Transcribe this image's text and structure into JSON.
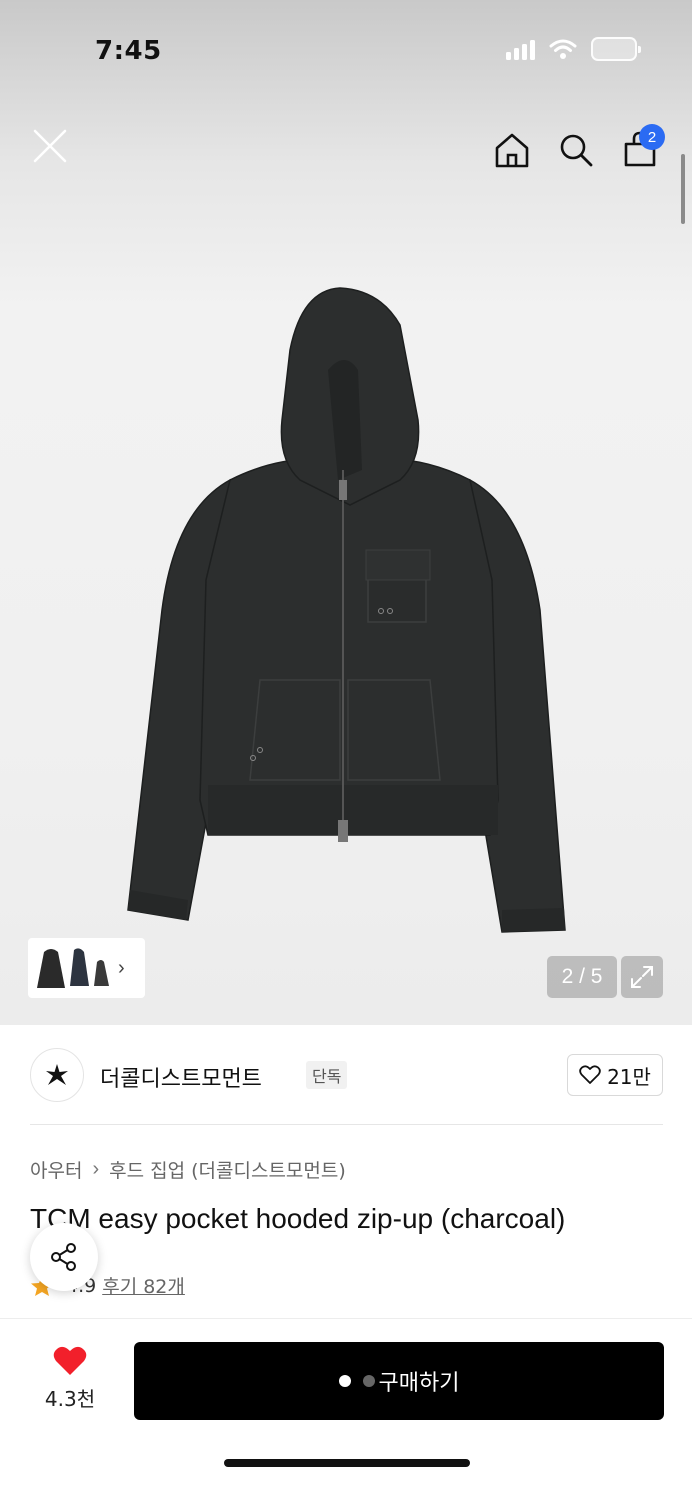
{
  "status_bar": {
    "time": "7:45"
  },
  "header": {
    "close_icon": "close-icon",
    "home_icon": "home-icon",
    "search_icon": "search-icon",
    "cart_icon": "shopping-bag-icon",
    "cart_badge": "2",
    "accent_color": "#2b6bf3"
  },
  "gallery": {
    "counter": "2 / 5",
    "current_image": 2,
    "total_images": 5,
    "thumbnail_chevron": "›",
    "expand_icon": "expand-icon"
  },
  "brand": {
    "name": "더콜디스트모먼트",
    "tag": "단독",
    "like_count": "21만",
    "logo_icon": "star-logo"
  },
  "product": {
    "breadcrumb": [
      "아우터",
      "후드 집업 (더콜디스트모먼트)"
    ],
    "breadcrumb_separator": "›",
    "title": "TCM easy pocket hooded zip-up (charcoal)",
    "rating": "4.9",
    "reviews_label": "후기 82개"
  },
  "bottom_bar": {
    "wish_count": "4.3천",
    "buy_label": "구매하기",
    "wish_color": "#f2202b"
  }
}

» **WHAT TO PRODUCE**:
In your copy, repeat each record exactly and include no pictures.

» **SOLUTION TO THIS EXERCISE**:
Transcribe this image's text and structure into JSON.
{
  "status_bar": {
    "time": "7:45"
  },
  "header": {
    "close_icon": "close-icon",
    "home_icon": "home-icon",
    "search_icon": "search-icon",
    "cart_icon": "shopping-bag-icon",
    "cart_badge": "2",
    "accent_color": "#2b6bf3"
  },
  "gallery": {
    "counter": "2 / 5",
    "current_image": 2,
    "total_images": 5,
    "thumbnail_chevron": "›",
    "expand_icon": "expand-icon"
  },
  "brand": {
    "name": "더콜디스트모먼트",
    "tag": "단독",
    "like_count": "21만",
    "logo_icon": "star-logo"
  },
  "product": {
    "breadcrumb": [
      "아우터",
      "후드 집업 (더콜디스트모먼트)"
    ],
    "breadcrumb_separator": "›",
    "title": "TCM easy pocket hooded zip-up (charcoal)",
    "rating": "4.9",
    "reviews_label": "후기 82개"
  },
  "bottom_bar": {
    "wish_count": "4.3천",
    "buy_label": "구매하기",
    "wish_color": "#f2202b"
  }
}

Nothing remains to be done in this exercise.